VAUSE: Ok. So, you know, the first cartoon featuring Mickey Mouse, to the very latest TV over there called "The Mandalorian". Here's a preview.


UNIDENTIFIED MALE: The Mandalorians dropped (ph) by. They are waiting for you.

Yes. Good.


VAUSE: Yes. And the latest way to milk the "Star Wars" franchise in the form of a live action episodic. Is it too much to choose from?

LOWRY: I don't think that is ever a problem. I mean Netflix has, you know -- volume is a big part of Netflix's model. And with these streaming services, in the same way that something like HBO has found this out over the years.

You don't expect a lot of people necessarily to watch any one thing at once, but you want a potpourri of stuff that they can go and choose what they want. And if you have a little "Star Wars" here and a little animation for the kids there, that is how you put together a big subscriber base.

VAUSE: You know, 82 years ago Walt Disney is the man, bet the farm on an animated movie called "Snow White and the Seven Dwarfs". Here is a very quick cut clip from the documentary "American Experience" on PBS.


UNIDENTIFIED MALE: He had no idea how the audience was going to respond.

UNIDENTIFIED MALE: Walt -- I think you are due to do all that you're (ph) talking tonight. Tell us a little bit about this picture, will you?

WALT DISNEY, FOUNDER OF THE WALT DISNEY COMPANY: Well, it's been a lot of fun making it. We're very happened that it's been given this big premiere here tonight. All these people are turning out to take a look at it. I hope they are not too disappointed.

UNIDENTIFIED MALE: Well, I'm sure they won't be.


VAUSE: You know, Walt Disney gambled on his vision of the future, it turned out to be bright. Is this a similar gamble by Disney? LOWRY: I think this is even a bigger gamble in a lot of ways. I

think you're seeing the entire entertainment industry really betting that the future is in digital consumption. And in the process, they are risking a number of established businesses, including their TV networks, their cable distribution systems.

And even their theatrical movie businesses when something like "The Mandalorian" or the upcoming "Star Wars: Obi Wan Kenobi" series could easily have been done as feature films and instead they are being done as limited series for streaming.


LOWRY: So there is a big bet here that everybody is making. And the truth is nobody really knows exactly how it's going to turn out. And not only how many subscribers they are going to sign up eventually, but what they are giving up on the other end in order to get those subscribers.

VAUSE: It's a brave, new, terrifying world for many reasons (ph), right.

LOWRY: It really is.

VAUSE: Good to see you.

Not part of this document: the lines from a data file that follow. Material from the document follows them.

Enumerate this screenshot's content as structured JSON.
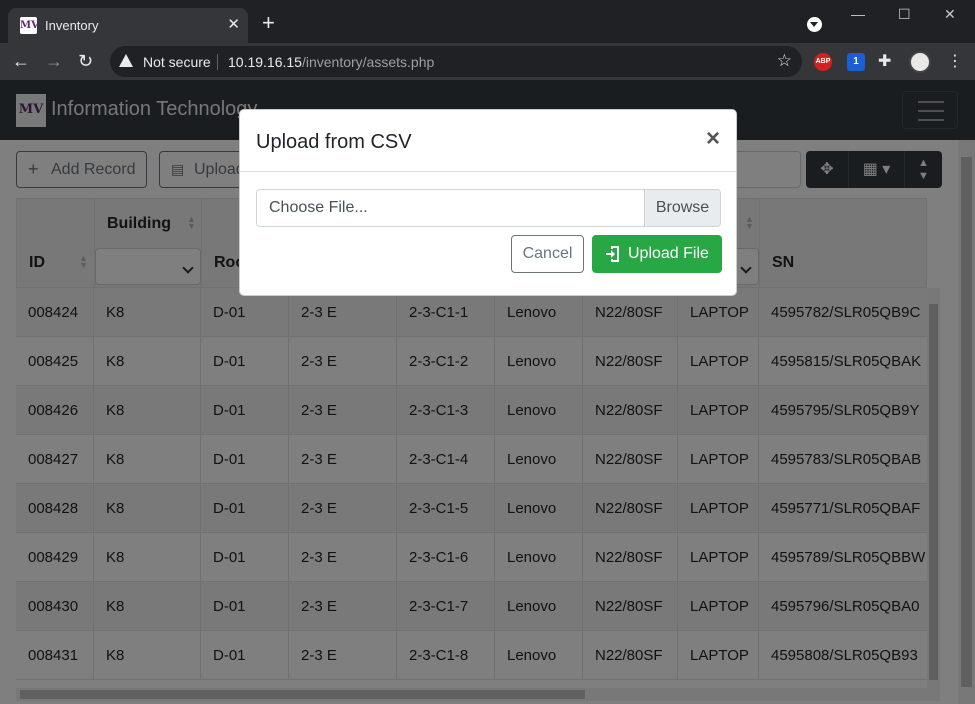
{
  "browser": {
    "tab_title": "Inventory",
    "tab_favicon": "MV",
    "close_glyph": "✕",
    "newtab_glyph": "+",
    "security_label": "Not secure",
    "url_host": "10.19.16.15",
    "url_path": "/inventory/assets.php",
    "extensions": {
      "abp_label": "ABP",
      "bw_badge": "1"
    }
  },
  "navbar": {
    "brand_logo": "MV",
    "brand_text": "Information Technology"
  },
  "toolbar": {
    "add_record_label": "Add Record",
    "upload_label": "Upload"
  },
  "table": {
    "headers": {
      "id": "ID",
      "building": "Building",
      "room": "Room",
      "sn": "SN"
    },
    "rows": [
      [
        "008424",
        "K8",
        "D-01",
        "2-3 E",
        "2-3-C1-1",
        "Lenovo",
        "N22/80SF",
        "LAPTOP",
        "4595782/SLR05QB9C"
      ],
      [
        "008425",
        "K8",
        "D-01",
        "2-3 E",
        "2-3-C1-2",
        "Lenovo",
        "N22/80SF",
        "LAPTOP",
        "4595815/SLR05QBAK"
      ],
      [
        "008426",
        "K8",
        "D-01",
        "2-3 E",
        "2-3-C1-3",
        "Lenovo",
        "N22/80SF",
        "LAPTOP",
        "4595795/SLR05QB9Y"
      ],
      [
        "008427",
        "K8",
        "D-01",
        "2-3 E",
        "2-3-C1-4",
        "Lenovo",
        "N22/80SF",
        "LAPTOP",
        "4595783/SLR05QBAB"
      ],
      [
        "008428",
        "K8",
        "D-01",
        "2-3 E",
        "2-3-C1-5",
        "Lenovo",
        "N22/80SF",
        "LAPTOP",
        "4595771/SLR05QBAF"
      ],
      [
        "008429",
        "K8",
        "D-01",
        "2-3 E",
        "2-3-C1-6",
        "Lenovo",
        "N22/80SF",
        "LAPTOP",
        "4595789/SLR05QBBW"
      ],
      [
        "008430",
        "K8",
        "D-01",
        "2-3 E",
        "2-3-C1-7",
        "Lenovo",
        "N22/80SF",
        "LAPTOP",
        "4595796/SLR05QBA0"
      ],
      [
        "008431",
        "K8",
        "D-01",
        "2-3 E",
        "2-3-C1-8",
        "Lenovo",
        "N22/80SF",
        "LAPTOP",
        "4595808/SLR05QB93"
      ]
    ]
  },
  "modal": {
    "title": "Upload from CSV",
    "close_glyph": "×",
    "file_placeholder": "Choose File...",
    "browse_label": "Browse",
    "cancel_label": "Cancel",
    "upload_label": "Upload File"
  },
  "colors": {
    "navbar_bg": "#343a40",
    "success": "#28a745",
    "secondary": "#6c757d"
  },
  "icons": [
    "plus-icon",
    "file-csv-icon",
    "arrows-move-icon",
    "table-icon",
    "sort-icon",
    "sign-in-icon",
    "hamburger-icon"
  ]
}
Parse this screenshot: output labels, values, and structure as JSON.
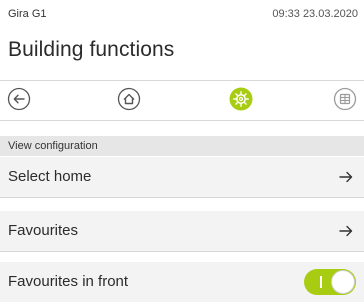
{
  "status": {
    "device": "Gira G1",
    "datetime": "09:33 23.03.2020"
  },
  "header": {
    "title": "Building functions"
  },
  "nav": [
    {
      "icon": "back-arrow-icon",
      "active": false
    },
    {
      "icon": "home-icon",
      "active": false
    },
    {
      "icon": "settings-gear-icon",
      "active": true
    },
    {
      "icon": "grid-icon",
      "active": false
    }
  ],
  "colors": {
    "accent": "#a8cc12",
    "row_bg": "#f3f3f3",
    "section_bg": "#e6e6e6"
  },
  "section": {
    "title": "View configuration"
  },
  "rows": [
    {
      "label": "Select home",
      "control": "arrow"
    },
    {
      "label": "Favourites",
      "control": "arrow"
    },
    {
      "label": "Favourites in front",
      "control": "toggle",
      "value": true
    }
  ]
}
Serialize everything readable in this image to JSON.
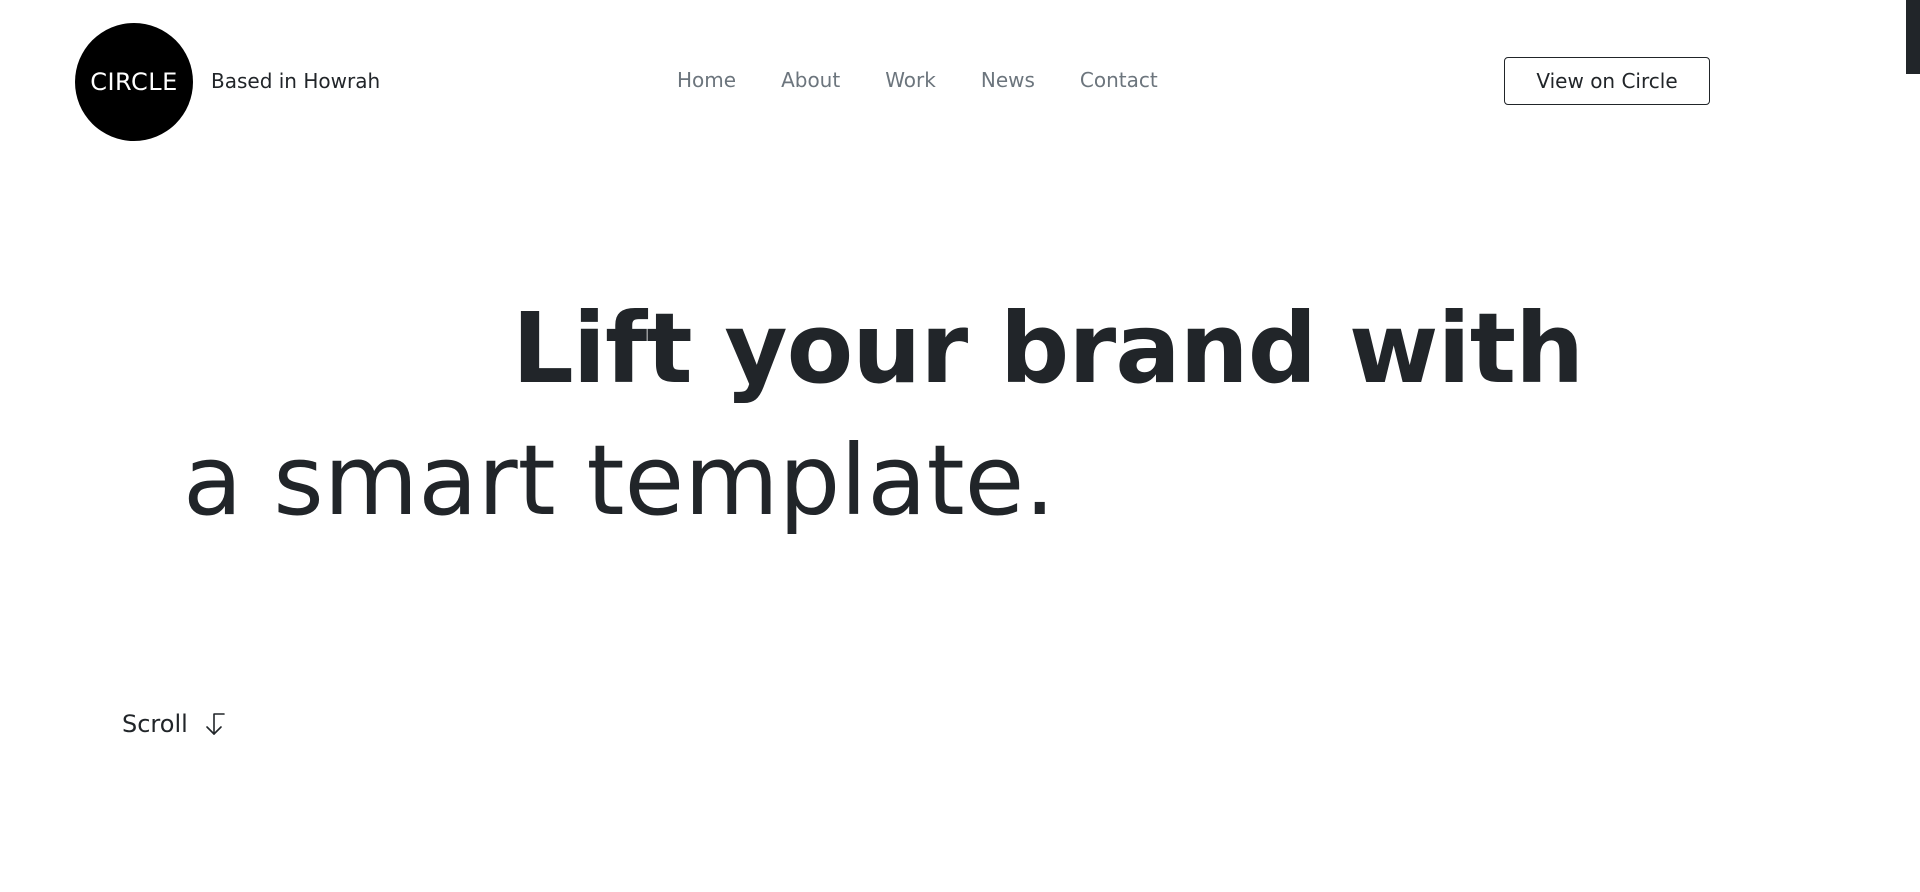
{
  "header": {
    "logo_text": "CIRCLE",
    "location": "Based in Howrah",
    "nav": [
      {
        "label": "Home"
      },
      {
        "label": "About"
      },
      {
        "label": "Work"
      },
      {
        "label": "News"
      },
      {
        "label": "Contact"
      }
    ],
    "cta_label": "View on Circle"
  },
  "hero": {
    "line1": "Lift your brand with",
    "line2": "a smart template."
  },
  "scroll": {
    "label": "Scroll",
    "icon": "arrow-down-turn-icon"
  },
  "colors": {
    "text": "#212529",
    "nav_text": "#6c757d",
    "logo_bg": "#000000",
    "background": "#ffffff"
  }
}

Thanks for coming in.

LOWRY: Thank you.

VAUSE: And thank you for watching CNN NEWSROOM. I'm John Vause.

"WORLD SPORT" is next.